Neither seems to be baiting for Oscar with her work, but both actresses have their advantages. Dench worked with Madden on Mrs. Brown and Shakespeare in Love, respectively earning an Actress nod and Supporting Actress win in the process. If she doesn’t get a nomination, this will be the first Madden collaboration for which she doesn’t earn an Oscar nomination. Of course, that possibility isn’t impossible to imagine becoming a reality, as Smith seems like the better bet. The two-time Oscar winner hasn’t been nominated since 2001’s Gosford Park, but with television’s Downton Abbey putting her back in the limelight, this might be the perfect time for the Academy to throw her another Oscar bid.
Still, it seems very risky to predict Marigold Hotel for any Oscar attention at all, though I can’t imagine it missing out on some love at the Golden Globes. Fox Searchlight has its aforementioned Sundance hits to parade this awards season, so the film might simply serve as a nice profit for the distributor.

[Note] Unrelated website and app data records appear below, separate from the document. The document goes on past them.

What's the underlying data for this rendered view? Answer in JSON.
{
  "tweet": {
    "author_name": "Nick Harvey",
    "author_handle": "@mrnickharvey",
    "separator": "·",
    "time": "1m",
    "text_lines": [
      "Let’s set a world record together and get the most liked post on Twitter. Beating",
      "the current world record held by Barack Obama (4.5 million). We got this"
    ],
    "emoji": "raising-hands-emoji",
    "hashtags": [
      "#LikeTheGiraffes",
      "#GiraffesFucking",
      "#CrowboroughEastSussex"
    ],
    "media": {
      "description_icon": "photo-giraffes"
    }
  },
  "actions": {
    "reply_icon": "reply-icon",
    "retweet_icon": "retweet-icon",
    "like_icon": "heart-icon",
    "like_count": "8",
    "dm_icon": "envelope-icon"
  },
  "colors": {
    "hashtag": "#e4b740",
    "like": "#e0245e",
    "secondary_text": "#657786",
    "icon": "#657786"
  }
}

If one of the Sundance favorites goes south, though, Marigold Hotel might get a full-fledged awards campaign.
Though it might seem obvious at first the success of Wes Anderson’s Moonrise Kingdom easily parallels that of Woody Allen’s Midnight in Paris, which hit last year: both were Cannes kick-off features that debuted to overwhelmingly positive reviews. Then the box-office test came. In its first weekend of release, Midnight in Paris took almost $600,000 from six locations for one of the highest opening-weekend theater averages ever. It went on to gross over $50 million in the States – the most ever for an Allen film – and earned major recognition from various awards groups. At the end of the awards season, it bested Picture winner The Artist for the Academy’s Original Screenplay prize.
Meanwhile, Moonrise Kingdom debuted with about $523,000. That’s less than Paris’ debut, but that money came from just four locations, making for an even higher opening-weekend theater average. It’s yet to hit wide release in the United States, but as the film continues to expand, it might become an enjoyable alternative for those who aren’t interested in more mainstream fare – much like Paris and the already-discussed Marigold Hotel did – and a major box-office player in the process.

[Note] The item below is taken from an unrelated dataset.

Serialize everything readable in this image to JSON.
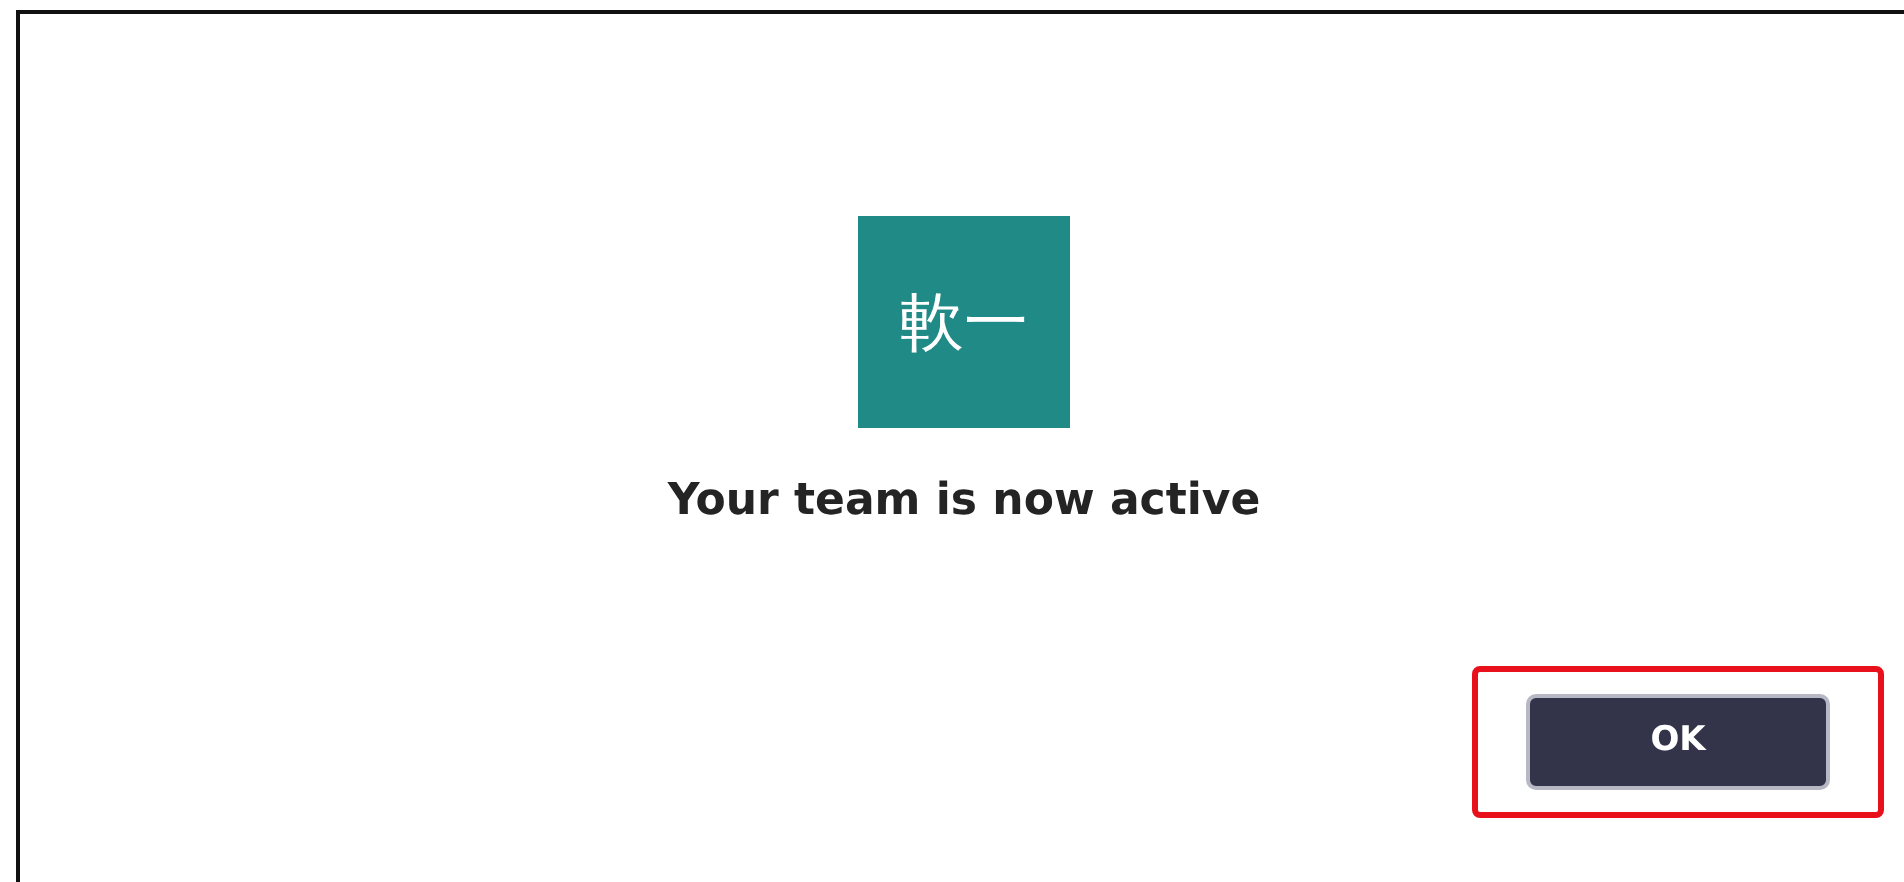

Even if Moonrise matches or surpasses Paris’ gross, there’s still something about this comparison that doesn’t fully work: Wes Anderson isn’t Woody Allen. That’s not meant to be a criticism of either filmmaker, but Allen’s a prolific cinematic legend. Turning in films with an uncanny frequency, he has around forty full-length features to his credit. He’s also picked up multiple directing and writing nominations throughout the years; he even scored an Actor bid for his leading work in Annie Hall, for which he won Director and one of his three Original Screenplay prizes. On the other hand, Anderson takes more time between projects and is new to filmmaking when compared to Allen. Moonrise marks the director’s seventh full-length feature, and he has only two Academy Award nominations to his credit: one in Animated Feature for Fantastic Mr. Fox and one for writing The Royal Tennenbaums with Owen Wilson.
Even though the Anderson-versus-Allen comparison might not favor the former auteur, only one film has opened with a higher theater average and failed to score a single Oscar nomination: Disney’s Atlantis: The Lost Empire. The Mouse House’s action-oriented animated feature opened impressively but eventually became a box-office disappointment. Keeping that and the previously discussed information in mind, Anderson’s latest seems relatively safe for an Original Screenplay nomination –if not more – at the moment.
We still have to wait and see what happens this awards season to determine the awards fates of The Best Exotic Marigold Hotel and Moonrise Kingdom. However, it’s clear that, at least for now, both films have a whole lot going for them.